In the anthropological division research has been carried out in Salishan ethnology, development of prehistoric stone sculpture, social organization in the Tsimshians, and totem-pole carving. In addition, specific archaeological work has been carried on in collaboration with UBC and much has been learned about the Indians who migrated to this province soon after the retreat of the latest ice-sheet.
At all times staff members of the museum have been active in giving lectures to a variety of audiences. A popular series enjoyed by thousands of schoolchildren in the Victoria area was the demonstrations and movies presented Saturday mornings for seventeen consecutive years commencing in 1942 and ending only one production problems became insurmountable.
The field of visual education was also exploited early by providing motion pictures, filmstrips, specimens and travelling exhibits to the school boards of both Victoria and Vancouver and to the audio-visual branch of the Department of Education. In this way authority of materials on the natural history and Indian life of the province have been made available to teachers.
It was realized early that to make the results of the museum’s work available to the public at large it was necessary to publish. The first publication appeared in 1898, a Preliminary Catalogue of the Collections of the Natural History and Anthropology in the Provincial Museum, Victoria British Columbia. It is now a “collector’s item.” In 1909 the first “Visitors Guide” appeared in a 1913 the first of a long series of annual reports was produced.

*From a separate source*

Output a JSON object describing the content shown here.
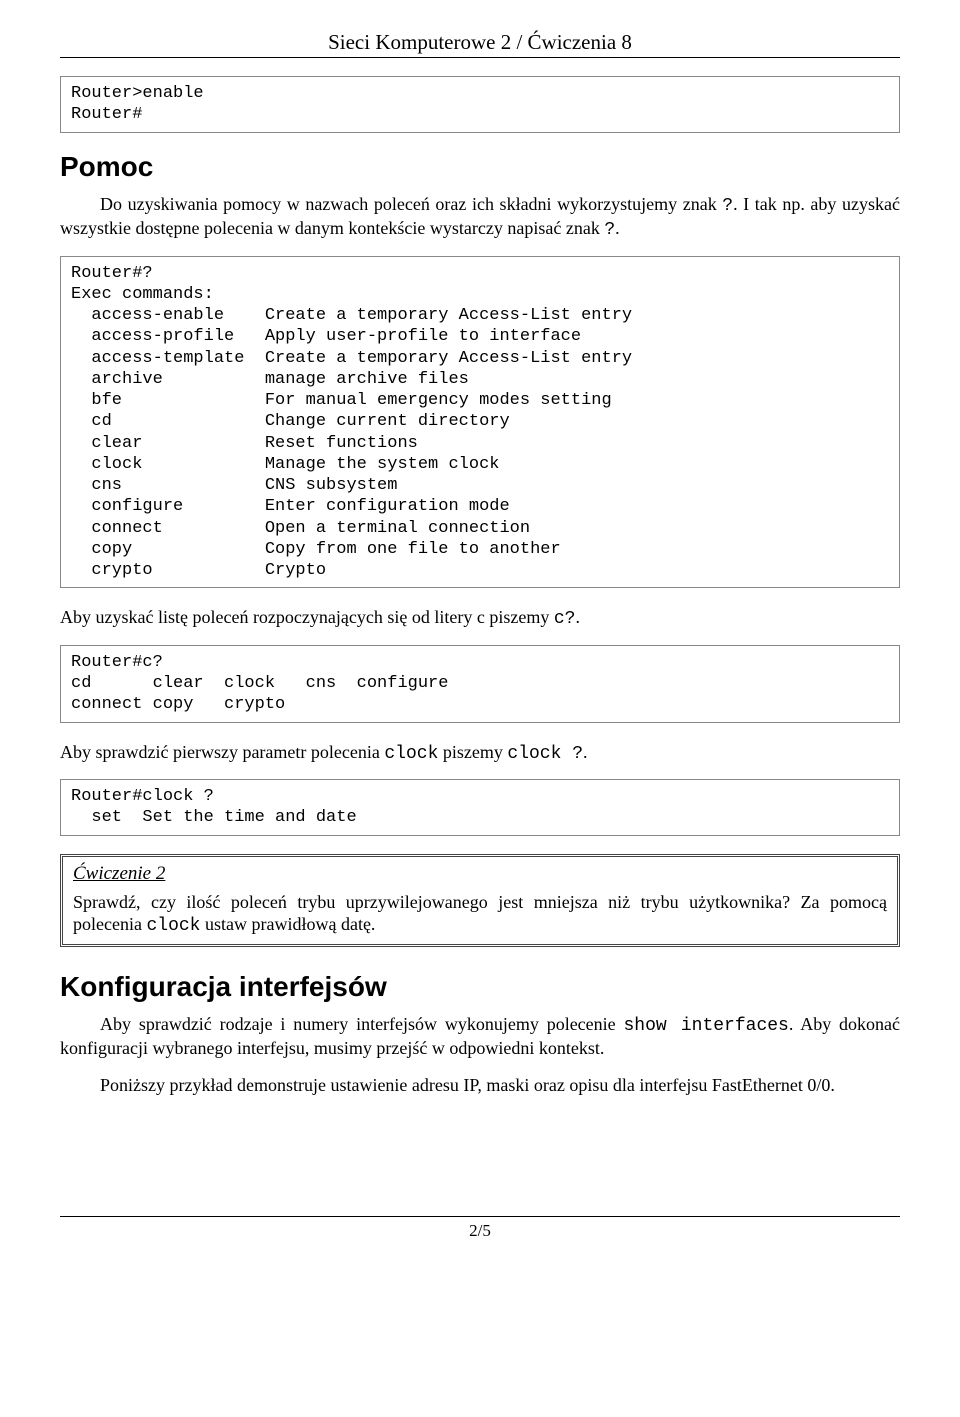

Divide an outlet for semi-technical material the “Occasional Paper Series” was launched in 1939 with an account of the animal life in the Peace River District, and eleven other numbers and appeared to date.

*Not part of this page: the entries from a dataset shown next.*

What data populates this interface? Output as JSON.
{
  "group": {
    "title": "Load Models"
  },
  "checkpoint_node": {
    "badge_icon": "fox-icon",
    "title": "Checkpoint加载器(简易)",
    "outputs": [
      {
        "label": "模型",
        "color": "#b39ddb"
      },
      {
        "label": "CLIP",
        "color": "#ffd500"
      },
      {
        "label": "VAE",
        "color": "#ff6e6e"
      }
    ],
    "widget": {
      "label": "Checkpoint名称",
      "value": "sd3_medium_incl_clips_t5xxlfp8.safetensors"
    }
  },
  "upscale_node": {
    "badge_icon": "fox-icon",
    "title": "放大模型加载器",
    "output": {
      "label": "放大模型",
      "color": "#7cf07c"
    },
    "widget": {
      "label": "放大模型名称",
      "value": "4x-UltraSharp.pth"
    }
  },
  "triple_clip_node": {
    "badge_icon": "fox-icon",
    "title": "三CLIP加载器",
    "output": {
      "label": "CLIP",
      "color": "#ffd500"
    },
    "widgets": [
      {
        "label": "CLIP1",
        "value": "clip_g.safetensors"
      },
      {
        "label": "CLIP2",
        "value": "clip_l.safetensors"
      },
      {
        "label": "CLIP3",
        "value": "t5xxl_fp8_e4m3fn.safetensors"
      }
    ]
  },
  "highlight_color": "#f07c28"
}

For the layman, however, by far the most popular publication is the well-illustrated “Handbook Series Those Quote which was started over thirty years ago and which now includes twenty numbers covering fishes, amphibians, reptiles, birds, mammals and several plant groups all found within the province.
Information concerning Indians in BC has been made available in several forms. “Anthropology in British Columbia” a semi-technical periodical started in 1950, contains material for the student or research worker while the “Heritage Series” published by the Department of Education is the source of much information of value to the teacher or layman.
To commemorate the current anniversary the museum has just issued his latest publication and illustrated “Guide” to the collection. The booklet is intended to mark this special occasion in the history of the institution, and also provide a souvenir or visitors.
The various publications have not only help to spread knowledge of the flora, fauna and Indians of the province but they have also greatly publicized British Columbia and other parts of the world.
During the seventy-five yerar period just covered and particularly within the last decade or so, the museum idea has change radically. No longer is a museum merely a warehouse of relics. Nowadays it is expected to provide services hardly imagined in the past. A modern institution requires not only ample space for displays and storage but also an auditorium, a classroom, workshop, love oratory, sales counter, cafeteria, and other facilities. It should also house a staff of specialists capable of carrying on work in the museum’s field of interest plus others trained in educational work and in research.
The Provincial Museum has been “bursting at the seams” for many years: exhibition spaces crowded, and storage rooms are fold to overflowing. But relief is in sight. Premier WAC Bennett has recently announced that additional public buildings are planned, among them new quarters for a greatly enlarged museum. The next few years should see exciting developments in this early establish service of the provincial government.